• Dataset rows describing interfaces
-.-.-
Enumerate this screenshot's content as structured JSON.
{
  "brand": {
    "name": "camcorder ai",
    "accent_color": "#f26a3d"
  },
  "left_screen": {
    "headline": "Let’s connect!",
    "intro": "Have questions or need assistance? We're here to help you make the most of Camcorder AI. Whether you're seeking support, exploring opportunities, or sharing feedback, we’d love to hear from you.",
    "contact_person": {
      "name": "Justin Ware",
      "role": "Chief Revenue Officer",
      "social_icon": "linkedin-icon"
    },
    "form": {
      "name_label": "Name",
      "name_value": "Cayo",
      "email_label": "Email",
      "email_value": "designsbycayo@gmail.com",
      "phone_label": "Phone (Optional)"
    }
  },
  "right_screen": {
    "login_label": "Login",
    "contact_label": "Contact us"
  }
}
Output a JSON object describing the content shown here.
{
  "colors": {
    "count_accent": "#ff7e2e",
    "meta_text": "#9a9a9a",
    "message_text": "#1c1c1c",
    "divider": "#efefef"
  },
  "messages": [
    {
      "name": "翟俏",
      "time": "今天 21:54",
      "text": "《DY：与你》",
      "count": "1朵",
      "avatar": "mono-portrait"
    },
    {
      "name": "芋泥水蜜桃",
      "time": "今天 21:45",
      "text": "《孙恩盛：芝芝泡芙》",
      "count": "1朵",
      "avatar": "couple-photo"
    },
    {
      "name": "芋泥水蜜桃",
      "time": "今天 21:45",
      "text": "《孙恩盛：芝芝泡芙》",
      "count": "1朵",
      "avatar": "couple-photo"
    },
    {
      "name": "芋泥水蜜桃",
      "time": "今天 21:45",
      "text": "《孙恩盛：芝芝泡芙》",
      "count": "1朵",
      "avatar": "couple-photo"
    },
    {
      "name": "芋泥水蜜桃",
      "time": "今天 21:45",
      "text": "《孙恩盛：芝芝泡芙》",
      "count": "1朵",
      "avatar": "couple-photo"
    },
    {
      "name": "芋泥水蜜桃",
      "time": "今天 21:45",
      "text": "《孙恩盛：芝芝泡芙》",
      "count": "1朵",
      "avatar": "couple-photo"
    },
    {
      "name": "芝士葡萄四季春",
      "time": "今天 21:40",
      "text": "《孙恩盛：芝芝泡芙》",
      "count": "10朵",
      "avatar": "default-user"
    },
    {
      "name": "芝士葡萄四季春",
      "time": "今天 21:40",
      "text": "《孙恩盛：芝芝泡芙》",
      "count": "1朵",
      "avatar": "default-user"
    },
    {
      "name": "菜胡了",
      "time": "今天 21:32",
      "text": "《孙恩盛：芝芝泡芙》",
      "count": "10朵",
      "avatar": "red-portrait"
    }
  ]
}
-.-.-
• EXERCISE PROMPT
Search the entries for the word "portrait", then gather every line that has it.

• ANSWER SECTION
      "avatar": "mono-portrait"
      "avatar": "red-portrait"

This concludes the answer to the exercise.